We heaved all bolting kit and 130m of rope onto our shoulders and walked to the adit. About 100 m in we got kitted up (it took two people to squeeze Dave into his harness), whereupon Dave started rigging. He started on more or less solid rock, and moved onto a wooden floor, which contained the trapdoor through which we would go down. He was rigging when we suddenly heard a shout and a massive thundering sound. It made my heart jump! I knew Dave was tied to a rope, but it still didn’t sound good. It turned out he was fine; he had just gone through the floor with one foot. And all sorts of material had gone down into the depths. He carefully went down the hole anyway, but every time he touched the sides more rock came loose and thundered down. Lionel had a look too, and he didn’t really like what he saw, or what he heard crash into a lower level with a mighty thud. We decided this was perhaps a bit too tricky, even for our standards. As a matter of fact, the whole mine was decidedly dodgy, with collapses everywhere. So we just packed up our kit and got out again! I felt very sensible.

Splendid staining on the walls!

We now had lots of time, so we decided to go to a nearby pub and have lunch together. Who would have thought! A Sunday afternoon, and the cavers are sitting in comfy chairs in a warm pub having a meal. A Sunday with surprises, this!

Evidently an iron mine! Most things turn purple in there. And don't worry, the rope was fixed to bolts; this was just some extra security.

A lot of this adit had already collapsed

From here you can see all the false floors above our heads. These timbers weren't what they had been in better days. See in the distance some coloured figures: Richard and Mike keeping an eye on Dave and Lionel
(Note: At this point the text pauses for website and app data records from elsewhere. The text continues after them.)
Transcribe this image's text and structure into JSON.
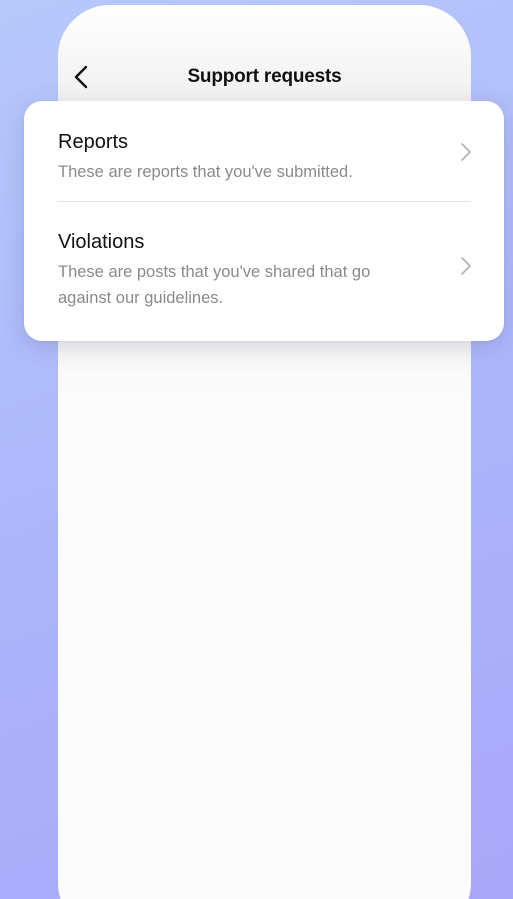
{
  "header": {
    "title": "Support requests",
    "back_icon": "chevron-left-icon"
  },
  "items": [
    {
      "title": "Reports",
      "description": "These are reports that you've submitted.",
      "icon": "chevron-right-icon"
    },
    {
      "title": "Violations",
      "description": "These are posts that you've shared that go against our guidelines.",
      "icon": "chevron-right-icon"
    }
  ],
  "colors": {
    "background_top": "#b7c9fb",
    "background_bottom": "#a9a6f8",
    "card": "#ffffff",
    "title_text": "#111111",
    "description_text": "#8a8a8a",
    "chevron": "#b0b0b0"
  }
}
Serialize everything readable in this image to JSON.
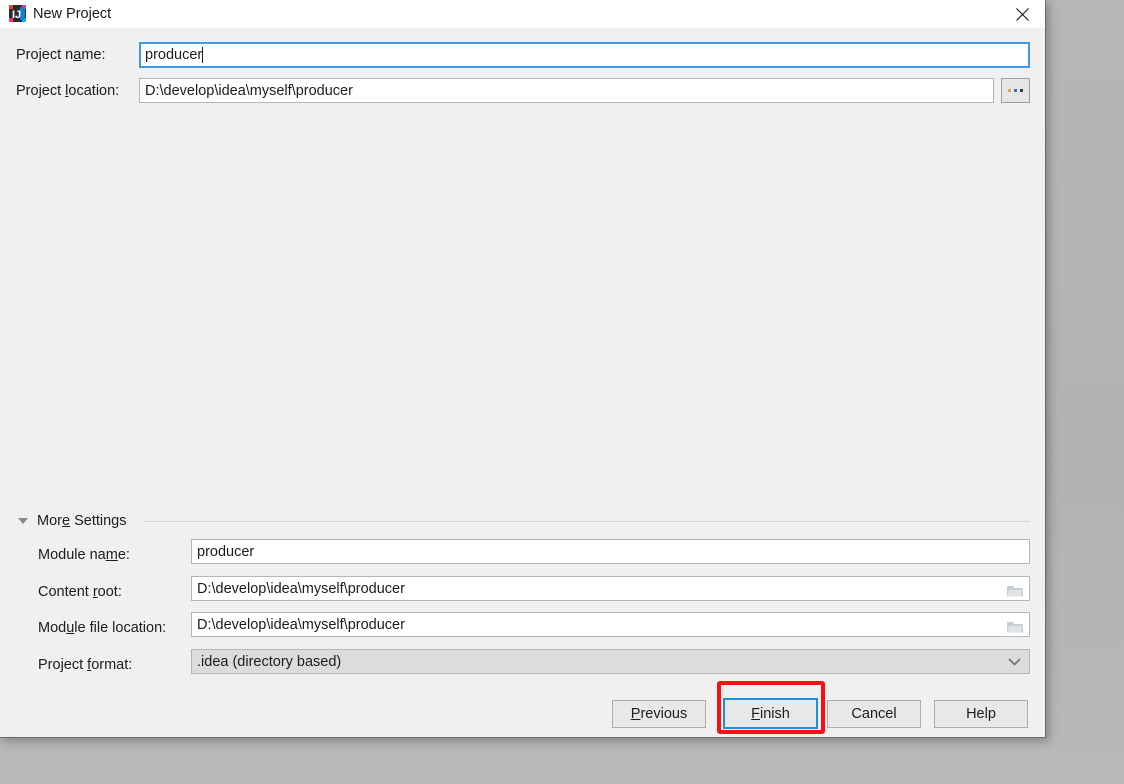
{
  "window": {
    "title": "New Project",
    "icon": "intellij-idea-icon",
    "close_icon": "close-icon",
    "background": "#f0f0f0"
  },
  "form": {
    "project_name": {
      "label_before": "Project n",
      "label_mnemonic": "a",
      "label_after": "me:",
      "value": "producer",
      "focused": true
    },
    "project_location": {
      "label_before": "Project ",
      "label_mnemonic": "l",
      "label_after": "ocation:",
      "value": "D:\\develop\\idea\\myself\\producer"
    },
    "browse_button": {
      "label": "...",
      "icon": "ellipsis-icon",
      "dot_colors": [
        "#e8a33d",
        "#2f6fd0",
        "#3c3c3c"
      ]
    }
  },
  "more_settings": {
    "title_before": "Mor",
    "title_mnemonic": "e",
    "title_after": " Settings",
    "expanded": true,
    "fields": [
      {
        "label_before": "Module na",
        "label_mnemonic": "m",
        "label_after": "e:",
        "value": "producer",
        "has_browse": false
      },
      {
        "label_before": "Content ",
        "label_mnemonic": "r",
        "label_after": "oot:",
        "value": "D:\\develop\\idea\\myself\\producer",
        "has_browse": true,
        "browse_icon": "folder-icon"
      },
      {
        "label_before": "Mod",
        "label_mnemonic": "u",
        "label_after": "le file location:",
        "value": "D:\\develop\\idea\\myself\\producer",
        "has_browse": true,
        "browse_icon": "folder-icon"
      }
    ],
    "project_format": {
      "label_before": "Project ",
      "label_mnemonic": "f",
      "label_after": "ormat:",
      "value": ".idea (directory based)",
      "chevron_icon": "chevron-down-icon"
    }
  },
  "buttons": {
    "previous": {
      "before": "",
      "mnemonic": "P",
      "after": "revious"
    },
    "finish": {
      "before": "",
      "mnemonic": "F",
      "after": "inish",
      "is_default": true
    },
    "cancel": {
      "label": "Cancel"
    },
    "help": {
      "label": "Help"
    }
  },
  "annotation": {
    "shape": "rectangle",
    "color": "#fb0f12",
    "target": "finish-button"
  }
}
Dave on the wooden floor. Behind him is the hole we had thought to disappear into.

And then we were standing outside in the bright sunlight!